One of the main benefits of this study is that the focus is on preschool-aged children, a group of children with epilepsy that has been paid little attention in the earlier studies. The strengths of the study also include a targeted and population-based cohort with a narrow age range and the detailed review of the clinical data and epilepsy variables. However, some limitations must be conceded. First, because we focused on a population-based cohort in a narrow age range, the sample size remains small. Due to the methodologic decision to use the population-based cohort, the study group was inevitably heterogeneous, representing the whole range of different types of epilepsy. Because of this, the associations between cognitive impairment and epilepsy-related factors may not be regarded as definite. Failure to find independent effects of MRI abnormalities and etiology in logistic regression may partly reflect inadequate power due to small number of participants. Due to definition used in this study, it is also possible that there may be some overlap between etiology and uncomplicated versus complicated epilepsy. Therefore, the failure of etiology to predict impairment may partly relate to the method of defining etiology. The generalizability of our findings is limited and, therefore, these data must be interpreted with caution.

To conclude, early onset epilepsy is a risk factor for cognitive impairment. Furthermore, the cognitive impairment can already be demonstrated during preschool years in children with relatively short duration of epilepsy. However, due to the general instability of test scores in young children, the lower scores during preschool years may partly be an indication of developmental delay rather than mental retardation. A follow-up study of this cohort would be beneficial to study this and also the association between a longer duration of illness and development of cognitive function. In clinical practice, we should pay more attention to early intervention to improve the subsequent cognitive and psychological outcomes of these children. In addition, further longitudinal, especially prospective studies, are needed to investigate the developmental course of children with epilepsy.

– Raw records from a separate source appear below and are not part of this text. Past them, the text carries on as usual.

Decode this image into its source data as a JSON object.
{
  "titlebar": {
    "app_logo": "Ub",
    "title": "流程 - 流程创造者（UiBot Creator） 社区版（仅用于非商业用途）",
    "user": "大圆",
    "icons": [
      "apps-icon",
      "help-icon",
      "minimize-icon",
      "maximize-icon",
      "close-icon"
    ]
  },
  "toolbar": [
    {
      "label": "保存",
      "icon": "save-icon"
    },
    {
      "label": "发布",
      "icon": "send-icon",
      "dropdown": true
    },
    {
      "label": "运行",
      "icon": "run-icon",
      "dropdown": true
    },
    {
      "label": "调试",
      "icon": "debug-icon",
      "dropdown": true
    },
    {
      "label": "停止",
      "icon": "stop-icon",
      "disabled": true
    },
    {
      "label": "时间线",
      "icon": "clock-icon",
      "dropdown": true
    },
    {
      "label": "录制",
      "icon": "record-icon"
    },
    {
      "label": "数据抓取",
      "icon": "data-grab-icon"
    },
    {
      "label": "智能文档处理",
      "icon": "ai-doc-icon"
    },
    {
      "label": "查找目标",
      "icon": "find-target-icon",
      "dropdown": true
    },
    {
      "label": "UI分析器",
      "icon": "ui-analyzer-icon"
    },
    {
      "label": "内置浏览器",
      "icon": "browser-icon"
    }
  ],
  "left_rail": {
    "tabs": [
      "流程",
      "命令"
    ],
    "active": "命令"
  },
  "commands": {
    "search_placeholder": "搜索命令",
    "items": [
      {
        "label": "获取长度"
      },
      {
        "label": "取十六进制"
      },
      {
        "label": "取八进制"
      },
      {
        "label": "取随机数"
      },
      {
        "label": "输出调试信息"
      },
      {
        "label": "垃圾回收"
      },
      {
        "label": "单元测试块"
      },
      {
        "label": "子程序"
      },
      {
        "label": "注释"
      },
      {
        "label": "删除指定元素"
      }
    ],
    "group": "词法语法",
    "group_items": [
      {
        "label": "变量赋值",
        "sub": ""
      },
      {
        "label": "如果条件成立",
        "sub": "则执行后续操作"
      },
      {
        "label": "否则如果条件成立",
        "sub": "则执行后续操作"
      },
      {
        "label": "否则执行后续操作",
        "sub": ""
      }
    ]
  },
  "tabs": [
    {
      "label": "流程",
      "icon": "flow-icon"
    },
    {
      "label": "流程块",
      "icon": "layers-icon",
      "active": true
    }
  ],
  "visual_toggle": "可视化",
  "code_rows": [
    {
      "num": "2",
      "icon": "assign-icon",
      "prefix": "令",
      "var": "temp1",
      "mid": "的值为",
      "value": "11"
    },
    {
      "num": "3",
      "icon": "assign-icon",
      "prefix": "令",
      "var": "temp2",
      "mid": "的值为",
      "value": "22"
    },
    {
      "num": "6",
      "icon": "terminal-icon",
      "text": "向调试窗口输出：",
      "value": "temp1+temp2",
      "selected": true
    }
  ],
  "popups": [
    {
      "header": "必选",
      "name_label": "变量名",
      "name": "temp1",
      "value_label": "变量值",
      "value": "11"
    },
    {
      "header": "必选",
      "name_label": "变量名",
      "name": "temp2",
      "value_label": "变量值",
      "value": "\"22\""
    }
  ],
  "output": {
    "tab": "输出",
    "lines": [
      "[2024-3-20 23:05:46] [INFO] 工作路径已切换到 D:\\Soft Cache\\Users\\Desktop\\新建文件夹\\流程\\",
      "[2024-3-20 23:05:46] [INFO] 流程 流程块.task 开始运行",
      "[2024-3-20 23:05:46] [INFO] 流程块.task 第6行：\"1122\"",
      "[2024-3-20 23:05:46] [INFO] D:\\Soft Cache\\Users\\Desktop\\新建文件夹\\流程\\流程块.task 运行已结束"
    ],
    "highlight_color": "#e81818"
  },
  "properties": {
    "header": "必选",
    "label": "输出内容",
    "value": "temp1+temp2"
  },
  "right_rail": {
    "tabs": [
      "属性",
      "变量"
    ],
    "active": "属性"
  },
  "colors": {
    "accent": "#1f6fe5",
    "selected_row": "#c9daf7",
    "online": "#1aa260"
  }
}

Acknowledgments

  1. Top of page
  2. Summary
  3. Purpose
  4. Methods
  5. Results
  6. Discussion
  7. Acknowledgments
  8. Disclosure
  9. References

This study was supported by Competitive Research Funding of the Pirkanmaa Hospital District and Finnish Epilepsy Research Foundation.

Disclosure

  1. Top of page
  2. Summary
  3. Purpose
  4. Methods
  5. Results
  6. Discussion
  7. Acknowledgments
  8. Disclosure
  9. References

None of the authors has any conflict of interest to disclose. We confirm that we have read the Journal’s position on issues involved in ethical publication and affirm that this report is consistent with those guidelines.

References

  1. Top of page
  2. Summary
  3. Purpose
  4. Methods
  5. Results
  6. Discussion
  7. Acknowledgments
  8. Disclosure
  9. References